Monday, June 10, 2013
Some Good Advice on Long Term Investing from the Pages of the Wall Street Journal
Once investors accept that volatility isn't the enemy, advisers should focus on two things to help them stay comfortable in the market. First, make sure clients have enough liquidity to meet their needs through downturns, so they don't have to sell when the market bottoms. Second, make sure they're comfortable with their portfolio's assets and allocations. That way, clients won't be tempted to sell in a panic if the market turns down.
Investors and advisers should also make sure that portfolios are truly diversified. Looking at the asset-class breakdown may not tell the whole story. For example, an asset class called hedge funds may actually be highly correlated to equity markets and not all that different from other investments.
Investors have two problems. The first is that they love assets that look like lottery tickets–the ones with the potential to be a home run. They want to buy into the next Google. That preference has led these stocks to have prices that are too high, and historically that has led to lousy returns.
The second problem is that investors typically fail to understand that reversion to the mean for growth stocks is quicker than people anticipate, so growth doesn't last long. People end up overpaying for growth because they don't understand how rapidly excess earnings can disappear.

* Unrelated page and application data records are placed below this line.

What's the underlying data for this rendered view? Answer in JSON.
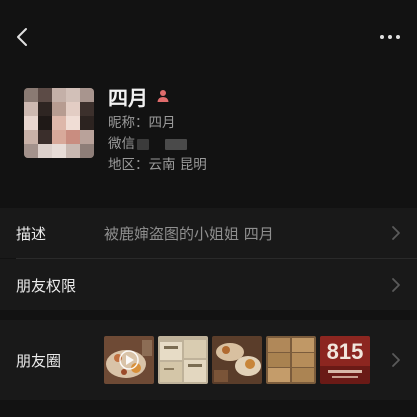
{
  "header": {
    "back_icon": "chevron-left-icon",
    "more_icon": "more-horizontal-icon"
  },
  "profile": {
    "name": "四月",
    "gender_icon": "female-person-icon",
    "gender_color": "#e06c6c",
    "nickname_label": "昵称：",
    "nickname_value": "四月",
    "wechat_label": "微信",
    "region_label": "地区：",
    "region_value": "云南  昆明"
  },
  "rows": {
    "description": {
      "label": "描述",
      "value": "被鹿婶盗图的小姐姐 四月"
    },
    "permissions": {
      "label": "朋友权限"
    },
    "moments": {
      "label": "朋友圈",
      "photo_count": 5
    }
  },
  "colors": {
    "background": "#121212",
    "row_background": "#191919",
    "text_primary": "#ececec",
    "text_secondary": "#8f8f8f"
  }
}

Knowing this, advisers should direct their clients to a portfolio that takes this into account, fits their individual situation and doesn't overvalue growth stocks.